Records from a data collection
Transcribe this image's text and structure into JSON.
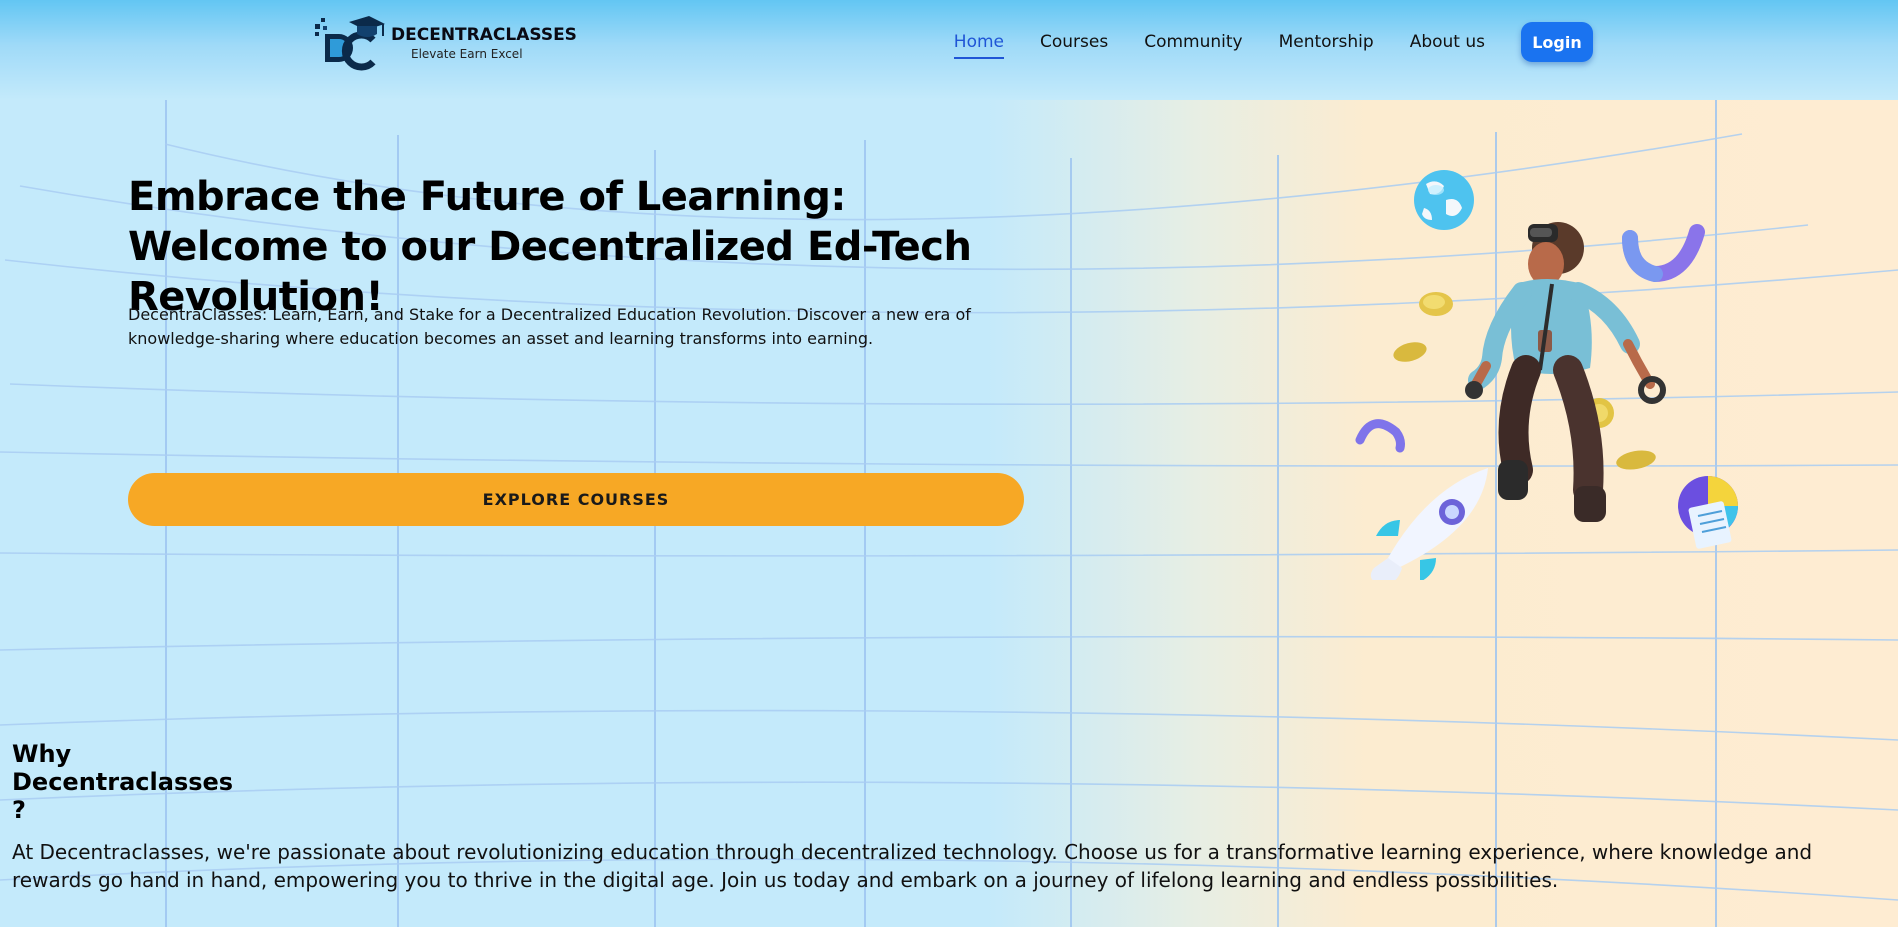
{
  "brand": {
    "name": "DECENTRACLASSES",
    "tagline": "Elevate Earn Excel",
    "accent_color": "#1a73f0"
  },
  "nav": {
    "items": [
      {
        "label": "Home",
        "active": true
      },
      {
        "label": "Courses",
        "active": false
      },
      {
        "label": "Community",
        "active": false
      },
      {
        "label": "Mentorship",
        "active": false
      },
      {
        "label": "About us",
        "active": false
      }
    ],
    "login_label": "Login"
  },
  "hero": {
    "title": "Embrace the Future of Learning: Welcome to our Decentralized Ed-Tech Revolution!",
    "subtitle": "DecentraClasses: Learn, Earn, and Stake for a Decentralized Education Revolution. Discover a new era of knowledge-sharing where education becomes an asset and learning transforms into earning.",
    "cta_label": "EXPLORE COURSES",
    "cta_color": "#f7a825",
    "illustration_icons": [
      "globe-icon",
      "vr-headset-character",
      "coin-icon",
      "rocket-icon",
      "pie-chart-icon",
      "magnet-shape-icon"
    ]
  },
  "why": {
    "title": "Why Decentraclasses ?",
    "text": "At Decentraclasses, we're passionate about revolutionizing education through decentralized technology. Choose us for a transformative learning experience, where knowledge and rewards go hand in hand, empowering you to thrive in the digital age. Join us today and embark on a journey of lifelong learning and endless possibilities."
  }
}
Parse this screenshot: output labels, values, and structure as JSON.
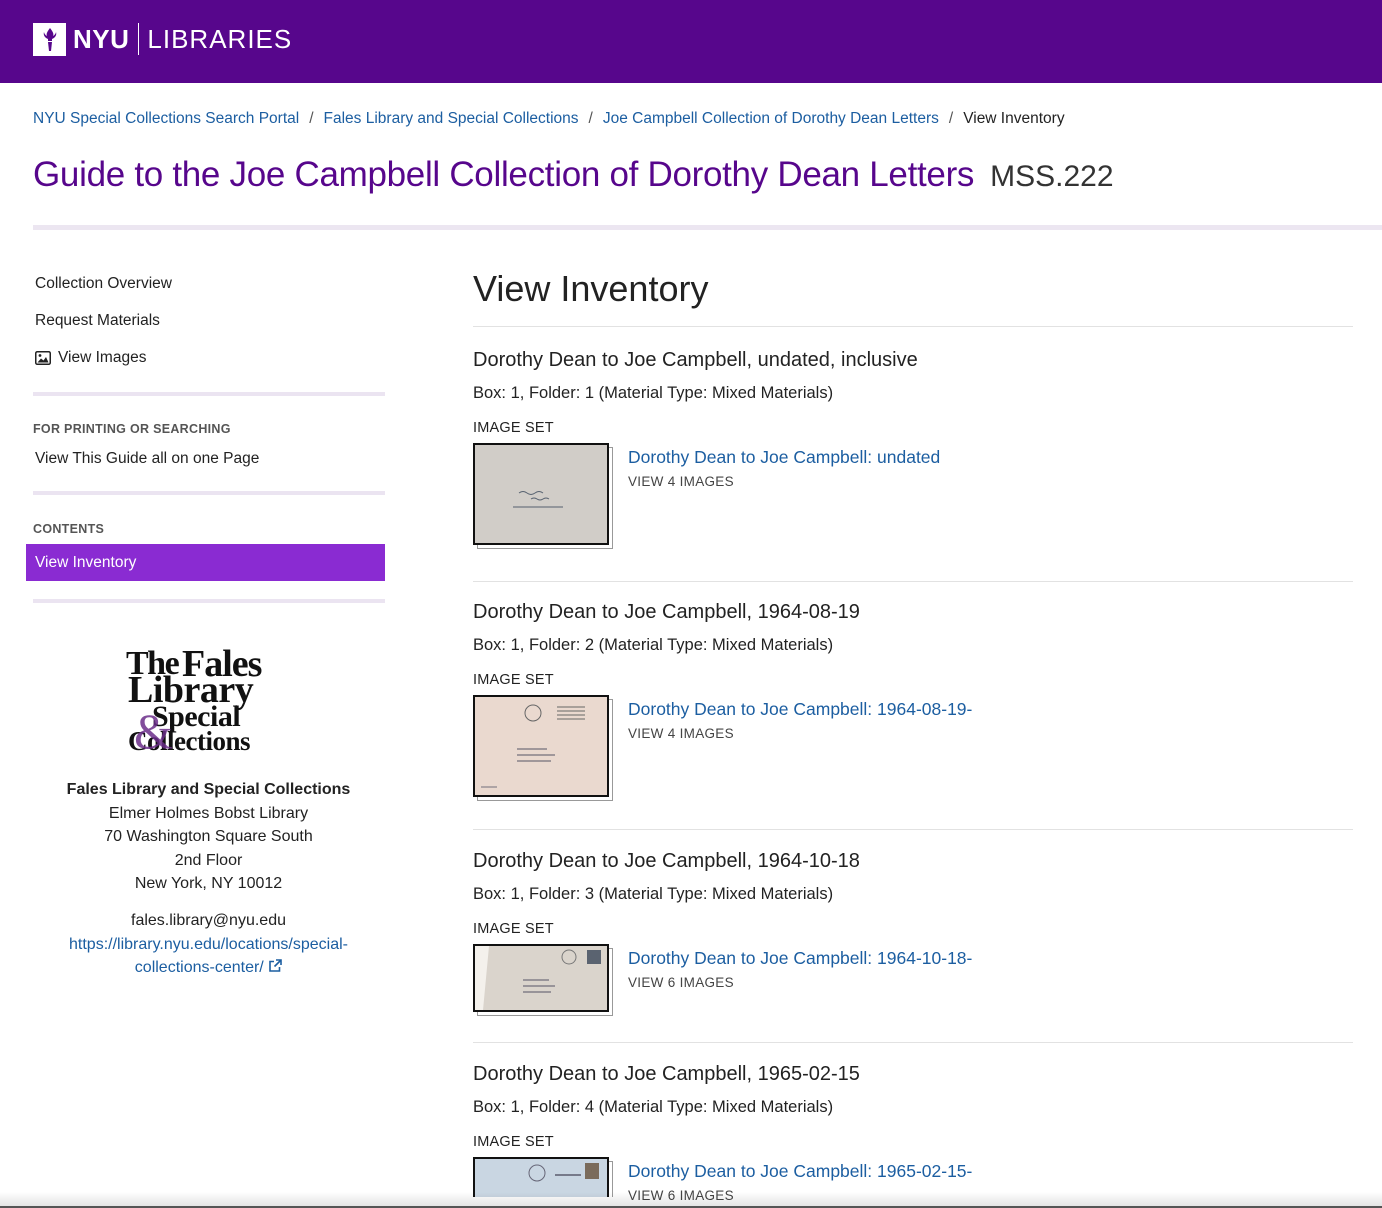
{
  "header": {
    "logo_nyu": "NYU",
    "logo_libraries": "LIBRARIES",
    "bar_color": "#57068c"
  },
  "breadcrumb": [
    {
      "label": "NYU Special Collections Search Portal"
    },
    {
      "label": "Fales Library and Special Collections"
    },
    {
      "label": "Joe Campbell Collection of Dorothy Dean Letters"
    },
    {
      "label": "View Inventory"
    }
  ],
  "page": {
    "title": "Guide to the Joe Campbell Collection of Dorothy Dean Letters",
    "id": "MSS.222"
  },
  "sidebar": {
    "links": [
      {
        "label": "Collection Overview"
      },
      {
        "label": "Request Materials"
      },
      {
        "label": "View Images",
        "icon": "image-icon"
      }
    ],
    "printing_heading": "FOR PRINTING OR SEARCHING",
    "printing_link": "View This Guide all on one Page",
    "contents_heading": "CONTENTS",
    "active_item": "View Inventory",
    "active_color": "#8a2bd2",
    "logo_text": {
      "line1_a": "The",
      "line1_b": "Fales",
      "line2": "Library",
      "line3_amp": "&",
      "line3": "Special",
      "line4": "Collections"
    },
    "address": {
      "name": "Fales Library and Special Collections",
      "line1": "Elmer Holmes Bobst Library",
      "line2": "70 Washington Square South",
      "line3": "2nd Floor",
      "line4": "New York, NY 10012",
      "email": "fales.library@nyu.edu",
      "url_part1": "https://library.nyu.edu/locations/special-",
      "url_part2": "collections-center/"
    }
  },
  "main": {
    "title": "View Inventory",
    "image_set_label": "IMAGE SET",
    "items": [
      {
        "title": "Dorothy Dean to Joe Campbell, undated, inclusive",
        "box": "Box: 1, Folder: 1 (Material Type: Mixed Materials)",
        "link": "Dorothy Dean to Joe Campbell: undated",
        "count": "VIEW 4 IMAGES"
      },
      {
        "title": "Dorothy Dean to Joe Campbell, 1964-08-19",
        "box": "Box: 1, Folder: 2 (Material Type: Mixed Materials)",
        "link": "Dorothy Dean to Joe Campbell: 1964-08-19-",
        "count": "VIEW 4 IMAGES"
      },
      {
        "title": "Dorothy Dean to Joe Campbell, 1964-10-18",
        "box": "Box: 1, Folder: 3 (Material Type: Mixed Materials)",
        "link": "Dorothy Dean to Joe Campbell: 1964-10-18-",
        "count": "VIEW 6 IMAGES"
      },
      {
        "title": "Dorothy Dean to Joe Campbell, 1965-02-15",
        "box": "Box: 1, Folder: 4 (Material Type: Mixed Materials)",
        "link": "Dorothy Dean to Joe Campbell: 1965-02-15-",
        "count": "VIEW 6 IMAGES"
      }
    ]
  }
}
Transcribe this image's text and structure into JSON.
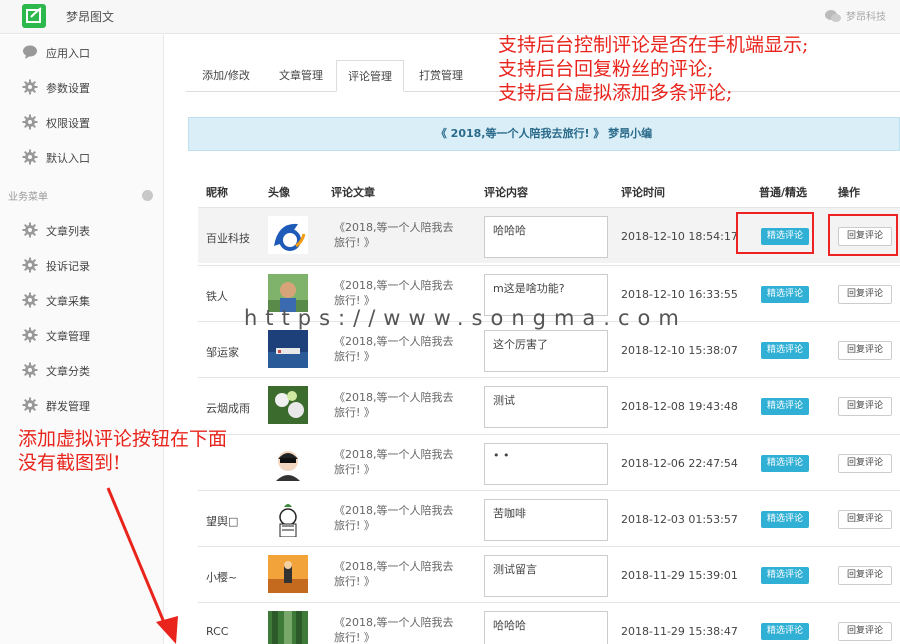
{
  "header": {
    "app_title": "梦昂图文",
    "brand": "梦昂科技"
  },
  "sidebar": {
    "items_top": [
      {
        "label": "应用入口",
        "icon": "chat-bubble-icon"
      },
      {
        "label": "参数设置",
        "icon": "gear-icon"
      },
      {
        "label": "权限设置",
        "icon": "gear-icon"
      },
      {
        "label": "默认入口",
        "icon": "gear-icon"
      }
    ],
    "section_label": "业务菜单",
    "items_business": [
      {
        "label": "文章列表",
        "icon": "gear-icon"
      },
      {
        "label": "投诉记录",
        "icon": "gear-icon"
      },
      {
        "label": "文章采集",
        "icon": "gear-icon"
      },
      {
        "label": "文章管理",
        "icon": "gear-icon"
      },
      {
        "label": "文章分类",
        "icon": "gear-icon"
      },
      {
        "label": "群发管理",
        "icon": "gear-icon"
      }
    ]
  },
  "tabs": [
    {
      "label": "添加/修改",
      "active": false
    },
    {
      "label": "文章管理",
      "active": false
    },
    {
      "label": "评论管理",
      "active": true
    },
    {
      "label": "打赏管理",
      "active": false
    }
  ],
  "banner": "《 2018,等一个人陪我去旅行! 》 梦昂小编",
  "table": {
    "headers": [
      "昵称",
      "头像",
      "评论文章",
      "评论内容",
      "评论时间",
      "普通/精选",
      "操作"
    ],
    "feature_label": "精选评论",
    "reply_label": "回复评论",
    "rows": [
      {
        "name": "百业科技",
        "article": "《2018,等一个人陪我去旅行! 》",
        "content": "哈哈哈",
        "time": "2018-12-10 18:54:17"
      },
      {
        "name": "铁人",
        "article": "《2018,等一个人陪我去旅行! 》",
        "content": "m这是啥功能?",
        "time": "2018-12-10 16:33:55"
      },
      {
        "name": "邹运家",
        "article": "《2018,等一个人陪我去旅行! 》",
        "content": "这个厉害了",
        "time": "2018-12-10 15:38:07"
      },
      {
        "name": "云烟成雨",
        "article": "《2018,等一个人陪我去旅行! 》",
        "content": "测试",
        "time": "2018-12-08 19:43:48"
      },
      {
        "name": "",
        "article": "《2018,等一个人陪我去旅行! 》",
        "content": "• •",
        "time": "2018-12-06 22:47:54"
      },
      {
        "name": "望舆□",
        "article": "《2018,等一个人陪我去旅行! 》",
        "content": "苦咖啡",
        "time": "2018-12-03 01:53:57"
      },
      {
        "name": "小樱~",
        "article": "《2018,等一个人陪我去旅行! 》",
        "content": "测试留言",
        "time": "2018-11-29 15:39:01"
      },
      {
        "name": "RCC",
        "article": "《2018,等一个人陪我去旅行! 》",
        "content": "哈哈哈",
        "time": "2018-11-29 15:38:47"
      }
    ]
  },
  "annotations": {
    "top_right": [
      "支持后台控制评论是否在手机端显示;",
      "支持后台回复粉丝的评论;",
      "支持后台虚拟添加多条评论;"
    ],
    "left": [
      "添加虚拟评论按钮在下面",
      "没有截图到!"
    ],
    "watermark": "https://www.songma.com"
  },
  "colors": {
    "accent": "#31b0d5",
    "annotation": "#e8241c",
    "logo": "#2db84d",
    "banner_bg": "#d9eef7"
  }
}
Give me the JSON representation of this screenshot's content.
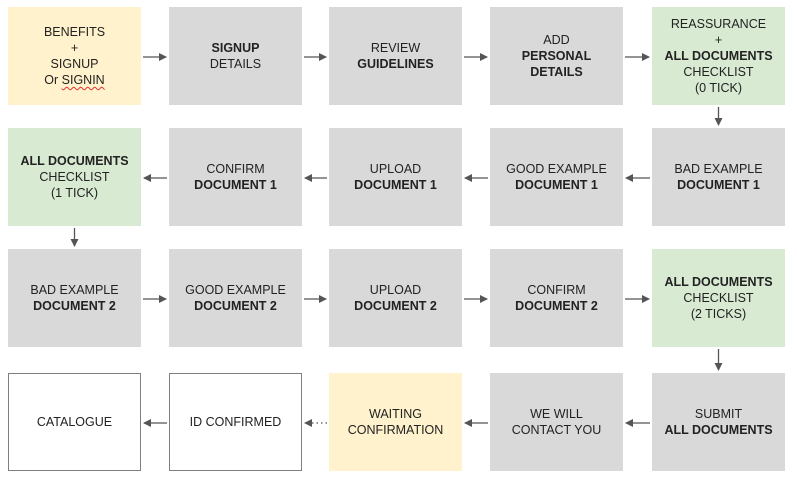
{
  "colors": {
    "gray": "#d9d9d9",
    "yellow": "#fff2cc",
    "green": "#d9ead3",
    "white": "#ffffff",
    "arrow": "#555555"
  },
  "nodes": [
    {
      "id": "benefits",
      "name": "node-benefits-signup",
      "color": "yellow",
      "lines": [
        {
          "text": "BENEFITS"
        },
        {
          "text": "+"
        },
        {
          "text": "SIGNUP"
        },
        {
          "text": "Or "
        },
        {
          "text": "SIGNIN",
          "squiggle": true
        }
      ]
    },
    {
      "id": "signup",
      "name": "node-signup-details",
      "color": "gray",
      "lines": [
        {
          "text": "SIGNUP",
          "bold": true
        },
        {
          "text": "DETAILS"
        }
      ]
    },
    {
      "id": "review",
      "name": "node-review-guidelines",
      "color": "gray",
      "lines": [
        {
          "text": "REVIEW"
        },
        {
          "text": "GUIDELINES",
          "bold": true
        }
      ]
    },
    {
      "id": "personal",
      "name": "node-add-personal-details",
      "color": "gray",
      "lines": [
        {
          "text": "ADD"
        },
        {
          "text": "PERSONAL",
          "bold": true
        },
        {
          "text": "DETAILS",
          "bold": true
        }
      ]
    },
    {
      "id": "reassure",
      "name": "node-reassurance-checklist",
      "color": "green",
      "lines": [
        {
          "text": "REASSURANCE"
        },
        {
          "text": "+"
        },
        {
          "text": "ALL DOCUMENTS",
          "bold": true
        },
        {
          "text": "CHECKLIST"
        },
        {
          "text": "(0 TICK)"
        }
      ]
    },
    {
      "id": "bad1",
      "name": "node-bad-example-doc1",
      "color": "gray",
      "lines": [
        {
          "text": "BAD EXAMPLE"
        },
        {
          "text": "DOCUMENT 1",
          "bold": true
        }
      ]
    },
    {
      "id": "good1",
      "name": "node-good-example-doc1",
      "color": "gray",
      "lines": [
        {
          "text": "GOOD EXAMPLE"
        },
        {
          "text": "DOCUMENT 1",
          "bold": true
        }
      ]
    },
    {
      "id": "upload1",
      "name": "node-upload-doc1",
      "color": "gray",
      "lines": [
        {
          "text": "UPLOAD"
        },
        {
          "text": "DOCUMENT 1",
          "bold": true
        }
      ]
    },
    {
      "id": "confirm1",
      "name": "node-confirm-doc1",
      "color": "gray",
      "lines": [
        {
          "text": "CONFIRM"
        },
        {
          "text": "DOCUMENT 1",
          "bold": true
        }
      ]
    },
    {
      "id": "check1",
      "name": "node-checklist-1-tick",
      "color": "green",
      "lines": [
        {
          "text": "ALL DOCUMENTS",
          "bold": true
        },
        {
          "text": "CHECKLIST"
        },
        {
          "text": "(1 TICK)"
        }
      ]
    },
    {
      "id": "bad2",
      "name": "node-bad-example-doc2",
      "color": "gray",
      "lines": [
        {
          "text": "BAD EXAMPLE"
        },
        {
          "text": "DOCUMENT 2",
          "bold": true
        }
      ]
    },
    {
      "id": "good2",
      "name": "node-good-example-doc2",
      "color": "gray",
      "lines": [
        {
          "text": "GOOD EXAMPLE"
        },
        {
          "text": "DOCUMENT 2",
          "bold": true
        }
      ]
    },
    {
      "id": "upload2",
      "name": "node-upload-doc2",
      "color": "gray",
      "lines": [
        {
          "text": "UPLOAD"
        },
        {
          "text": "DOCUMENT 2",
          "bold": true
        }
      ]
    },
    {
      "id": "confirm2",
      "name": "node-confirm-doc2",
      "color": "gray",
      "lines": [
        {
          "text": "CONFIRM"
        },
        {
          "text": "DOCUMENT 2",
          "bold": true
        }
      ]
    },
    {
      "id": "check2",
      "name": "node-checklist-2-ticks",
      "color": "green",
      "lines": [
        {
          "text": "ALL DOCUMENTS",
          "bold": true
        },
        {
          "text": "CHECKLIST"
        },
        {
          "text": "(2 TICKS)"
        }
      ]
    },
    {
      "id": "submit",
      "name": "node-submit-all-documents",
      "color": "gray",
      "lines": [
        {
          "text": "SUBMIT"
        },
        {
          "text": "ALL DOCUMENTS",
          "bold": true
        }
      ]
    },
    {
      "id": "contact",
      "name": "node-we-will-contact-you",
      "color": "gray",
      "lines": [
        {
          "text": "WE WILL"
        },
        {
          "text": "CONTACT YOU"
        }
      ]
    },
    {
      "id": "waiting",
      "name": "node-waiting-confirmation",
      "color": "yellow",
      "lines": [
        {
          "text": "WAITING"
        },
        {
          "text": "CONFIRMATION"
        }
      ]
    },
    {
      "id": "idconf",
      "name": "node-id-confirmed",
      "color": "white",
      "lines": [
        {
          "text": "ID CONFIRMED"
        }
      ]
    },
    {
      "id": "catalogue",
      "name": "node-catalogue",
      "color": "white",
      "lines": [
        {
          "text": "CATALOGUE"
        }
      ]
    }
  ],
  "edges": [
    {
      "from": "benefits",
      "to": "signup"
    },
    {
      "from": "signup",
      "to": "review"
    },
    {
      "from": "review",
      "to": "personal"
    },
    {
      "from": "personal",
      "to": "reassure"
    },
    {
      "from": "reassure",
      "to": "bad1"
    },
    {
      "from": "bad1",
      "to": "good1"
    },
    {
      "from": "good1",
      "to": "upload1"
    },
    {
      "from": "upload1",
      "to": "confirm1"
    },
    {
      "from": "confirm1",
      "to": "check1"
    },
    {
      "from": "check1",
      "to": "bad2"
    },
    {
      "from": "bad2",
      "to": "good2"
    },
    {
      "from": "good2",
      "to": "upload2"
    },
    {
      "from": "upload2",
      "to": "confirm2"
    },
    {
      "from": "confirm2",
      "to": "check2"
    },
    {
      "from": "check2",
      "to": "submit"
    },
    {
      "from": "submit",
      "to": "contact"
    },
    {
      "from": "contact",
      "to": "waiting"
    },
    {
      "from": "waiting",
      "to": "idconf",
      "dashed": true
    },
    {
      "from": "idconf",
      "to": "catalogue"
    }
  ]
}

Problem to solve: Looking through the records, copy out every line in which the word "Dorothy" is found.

Output of the exercise:
      "label": "Joe Campbell Collection of Dorothy Dean Letters"
    "title": "Guide to the Joe Campbell Collection of Dorothy Dean Letters",
        "title": "Dorothy Dean to Joe Campbell, undated, inclusive",
        "link": "Dorothy Dean to Joe Campbell: undated",
        "title": "Dorothy Dean to Joe Campbell, 1964-08-19",
        "link": "Dorothy Dean to Joe Campbell: 1964-08-19-",
        "title": "Dorothy Dean to Joe Campbell, 1964-10-18",
        "link": "Dorothy Dean to Joe Campbell: 1964-10-18-",
        "title": "Dorothy Dean to Joe Campbell, 1965-02-15",
        "link": "Dorothy Dean to Joe Campbell: 1965-02-15-",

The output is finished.